Changes in NIRPC public comment guidelines irk protesters
By Matt Mikus firstname.lastname@example.org October 16, 2013 5:06PM
Joseph Cunningham holds a sign outside Crown Point's city hall, protesting against a rule change for public comments at NIRPC meetings. | Matt Mikus/Post-Tribune
Updated: November 18, 2013 7:44AM
CROWN POINT — Members of the Council for Accessible Transportation protested changes to what the public can comment on during the Northwest Indiana Regional Planning Commission meeting Wednesday.
A group of eight people gathered outside Crown Point’s council chambers to protest the change and get the message to NIRPC chairman David Uran.
At the last NIRPC meeting, Uran instituted a new rule restricting what subjects could be discussed during the public-comment session at commission meetings. He also suggested members of the public talk to their local commission representative to have issues added to the meeting agenda.
Rudy Velasco, a member of the Council for Accessible Transportation, said the new meeting rule lets NIRPC commissioners skip over issues they don’t want to talk about.
“You can’t make decisions that effect everybody without involving the whole group,” Velasco said.
Renee Jackson of the Council for Accessible Transportation said the rule change restricts the public’s ability to address issues, and could prevent the public from pointing out problems.
“He wants us to take these issues to our commissioners,” said Jackson, holding a protest sign, “Well, he’s the chair of the commission, so we’re taking them to him.”

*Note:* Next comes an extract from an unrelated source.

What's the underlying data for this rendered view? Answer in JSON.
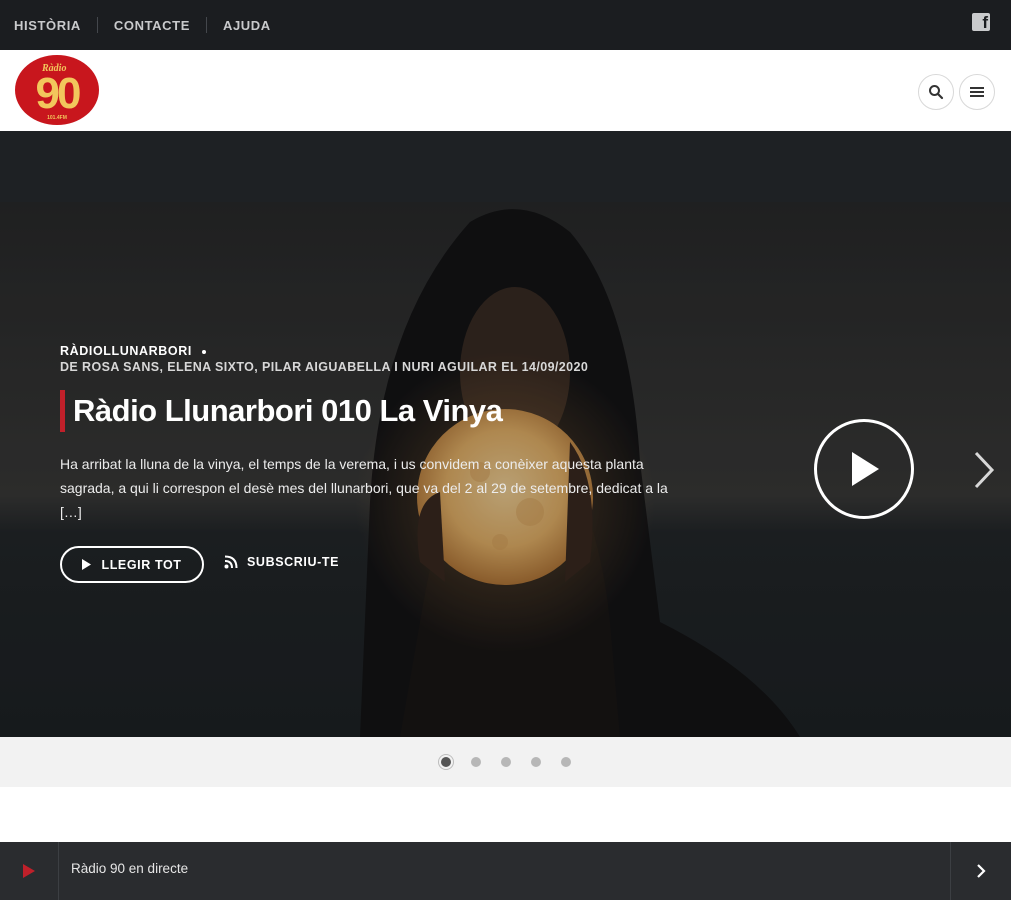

Uran said the recent change in procedure was misunderstood. His rule change limits the discussion to items for which NIRPC is directly responsible, not only to items that appear on the agenda. If it’s an issue that has a direct connection to NIRPC’s responsibilities, the public can comment.
That can cover a broad range of topics, he said, from public transportation to planning.
“The chairman has a prerogative to conduct the meeting in an efficient manner,” Uran said.
Uran also suggests that those who want a serious discussion go through their local commissioners and be placed on the agenda for meetings.
Even after Uran met with the protesters, trying to explain the difference, Jackson said she felt Uran was trying to “pass the buck.”